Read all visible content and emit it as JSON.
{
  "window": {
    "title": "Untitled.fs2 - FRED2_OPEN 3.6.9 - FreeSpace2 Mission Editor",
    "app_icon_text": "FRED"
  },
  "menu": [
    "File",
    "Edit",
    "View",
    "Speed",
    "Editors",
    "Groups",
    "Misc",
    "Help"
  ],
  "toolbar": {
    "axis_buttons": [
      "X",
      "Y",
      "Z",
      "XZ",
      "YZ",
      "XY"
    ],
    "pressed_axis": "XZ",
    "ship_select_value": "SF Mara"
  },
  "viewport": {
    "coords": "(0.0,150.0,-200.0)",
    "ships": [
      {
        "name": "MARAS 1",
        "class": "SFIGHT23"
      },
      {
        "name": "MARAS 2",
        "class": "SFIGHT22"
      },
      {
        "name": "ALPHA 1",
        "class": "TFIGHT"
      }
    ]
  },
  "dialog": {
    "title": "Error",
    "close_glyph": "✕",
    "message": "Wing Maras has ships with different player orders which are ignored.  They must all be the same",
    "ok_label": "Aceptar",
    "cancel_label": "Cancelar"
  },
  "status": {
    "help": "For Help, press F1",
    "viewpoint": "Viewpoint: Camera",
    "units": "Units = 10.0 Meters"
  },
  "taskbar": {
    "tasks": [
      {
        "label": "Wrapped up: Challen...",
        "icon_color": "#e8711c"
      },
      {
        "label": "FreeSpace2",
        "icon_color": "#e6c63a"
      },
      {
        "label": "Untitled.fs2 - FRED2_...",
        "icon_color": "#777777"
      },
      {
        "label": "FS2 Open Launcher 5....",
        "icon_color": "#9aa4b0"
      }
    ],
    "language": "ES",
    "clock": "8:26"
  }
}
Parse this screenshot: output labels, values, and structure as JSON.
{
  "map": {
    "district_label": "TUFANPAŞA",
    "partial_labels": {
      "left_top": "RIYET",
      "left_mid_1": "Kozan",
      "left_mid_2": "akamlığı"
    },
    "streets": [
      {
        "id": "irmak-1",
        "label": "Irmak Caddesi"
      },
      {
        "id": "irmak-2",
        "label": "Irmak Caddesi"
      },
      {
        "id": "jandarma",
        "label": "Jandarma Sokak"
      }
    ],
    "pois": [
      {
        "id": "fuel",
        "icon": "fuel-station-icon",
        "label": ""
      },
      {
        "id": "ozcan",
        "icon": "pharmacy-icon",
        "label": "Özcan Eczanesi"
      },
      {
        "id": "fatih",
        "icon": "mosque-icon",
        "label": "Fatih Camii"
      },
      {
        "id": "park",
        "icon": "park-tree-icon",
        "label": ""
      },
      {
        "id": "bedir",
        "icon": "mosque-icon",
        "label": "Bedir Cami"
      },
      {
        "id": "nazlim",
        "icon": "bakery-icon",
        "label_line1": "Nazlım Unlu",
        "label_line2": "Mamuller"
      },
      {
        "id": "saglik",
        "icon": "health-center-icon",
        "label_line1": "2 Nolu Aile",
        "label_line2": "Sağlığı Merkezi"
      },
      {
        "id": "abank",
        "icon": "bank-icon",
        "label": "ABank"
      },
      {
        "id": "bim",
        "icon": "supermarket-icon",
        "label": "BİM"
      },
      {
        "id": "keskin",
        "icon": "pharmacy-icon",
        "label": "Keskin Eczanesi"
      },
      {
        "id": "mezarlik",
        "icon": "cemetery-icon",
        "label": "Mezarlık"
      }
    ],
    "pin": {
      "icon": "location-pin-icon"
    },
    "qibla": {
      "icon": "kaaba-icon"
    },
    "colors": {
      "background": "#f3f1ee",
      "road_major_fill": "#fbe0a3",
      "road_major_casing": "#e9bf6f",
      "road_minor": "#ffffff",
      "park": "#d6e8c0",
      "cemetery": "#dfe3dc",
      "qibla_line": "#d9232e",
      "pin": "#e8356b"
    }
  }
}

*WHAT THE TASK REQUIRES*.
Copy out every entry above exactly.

*THE ANSWER*.
Read all visible content and emit it as JSON.
{
  "window": {
    "title": "Untitled.fs2 - FRED2_OPEN 3.6.9 - FreeSpace2 Mission Editor",
    "app_icon_text": "FRED"
  },
  "menu": [
    "File",
    "Edit",
    "View",
    "Speed",
    "Editors",
    "Groups",
    "Misc",
    "Help"
  ],
  "toolbar": {
    "axis_buttons": [
      "X",
      "Y",
      "Z",
      "XZ",
      "YZ",
      "XY"
    ],
    "pressed_axis": "XZ",
    "ship_select_value": "SF Mara"
  },
  "viewport": {
    "coords": "(0.0,150.0,-200.0)",
    "ships": [
      {
        "name": "MARAS 1",
        "class": "SFIGHT23"
      },
      {
        "name": "MARAS 2",
        "class": "SFIGHT22"
      },
      {
        "name": "ALPHA 1",
        "class": "TFIGHT"
      }
    ]
  },
  "dialog": {
    "title": "Error",
    "close_glyph": "✕",
    "message": "Wing Maras has ships with different player orders which are ignored.  They must all be the same",
    "ok_label": "Aceptar",
    "cancel_label": "Cancelar"
  },
  "status": {
    "help": "For Help, press F1",
    "viewpoint": "Viewpoint: Camera",
    "units": "Units = 10.0 Meters"
  },
  "taskbar": {
    "tasks": [
      {
        "label": "Wrapped up: Challen...",
        "icon_color": "#e8711c"
      },
      {
        "label": "FreeSpace2",
        "icon_color": "#e6c63a"
      },
      {
        "label": "Untitled.fs2 - FRED2_...",
        "icon_color": "#777777"
      },
      {
        "label": "FS2 Open Launcher 5....",
        "icon_color": "#9aa4b0"
      }
    ],
    "language": "ES",
    "clock": "8:26"
  }
}
Parse this screenshot: output labels, values, and structure as JSON.
{
  "map": {
    "district_label": "TUFANPAŞA",
    "partial_labels": {
      "left_top": "RIYET",
      "left_mid_1": "Kozan",
      "left_mid_2": "akamlığı"
    },
    "streets": [
      {
        "id": "irmak-1",
        "label": "Irmak Caddesi"
      },
      {
        "id": "irmak-2",
        "label": "Irmak Caddesi"
      },
      {
        "id": "jandarma",
        "label": "Jandarma Sokak"
      }
    ],
    "pois": [
      {
        "id": "fuel",
        "icon": "fuel-station-icon",
        "label": ""
      },
      {
        "id": "ozcan",
        "icon": "pharmacy-icon",
        "label": "Özcan Eczanesi"
      },
      {
        "id": "fatih",
        "icon": "mosque-icon",
        "label": "Fatih Camii"
      },
      {
        "id": "park",
        "icon": "park-tree-icon",
        "label": ""
      },
      {
        "id": "bedir",
        "icon": "mosque-icon",
        "label": "Bedir Cami"
      },
      {
        "id": "nazlim",
        "icon": "bakery-icon",
        "label_line1": "Nazlım Unlu",
        "label_line2": "Mamuller"
      },
      {
        "id": "saglik",
        "icon": "health-center-icon",
        "label_line1": "2 Nolu Aile",
        "label_line2": "Sağlığı Merkezi"
      },
      {
        "id": "abank",
        "icon": "bank-icon",
        "label": "ABank"
      },
      {
        "id": "bim",
        "icon": "supermarket-icon",
        "label": "BİM"
      },
      {
        "id": "keskin",
        "icon": "pharmacy-icon",
        "label": "Keskin Eczanesi"
      },
      {
        "id": "mezarlik",
        "icon": "cemetery-icon",
        "label": "Mezarlık"
      }
    ],
    "pin": {
      "icon": "location-pin-icon"
    },
    "qibla": {
      "icon": "kaaba-icon"
    },
    "colors": {
      "background": "#f3f1ee",
      "road_major_fill": "#fbe0a3",
      "road_major_casing": "#e9bf6f",
      "road_minor": "#ffffff",
      "park": "#d6e8c0",
      "cemetery": "#dfe3dc",
      "qibla_line": "#d9232e",
      "pin": "#e8356b"
    }
  }
}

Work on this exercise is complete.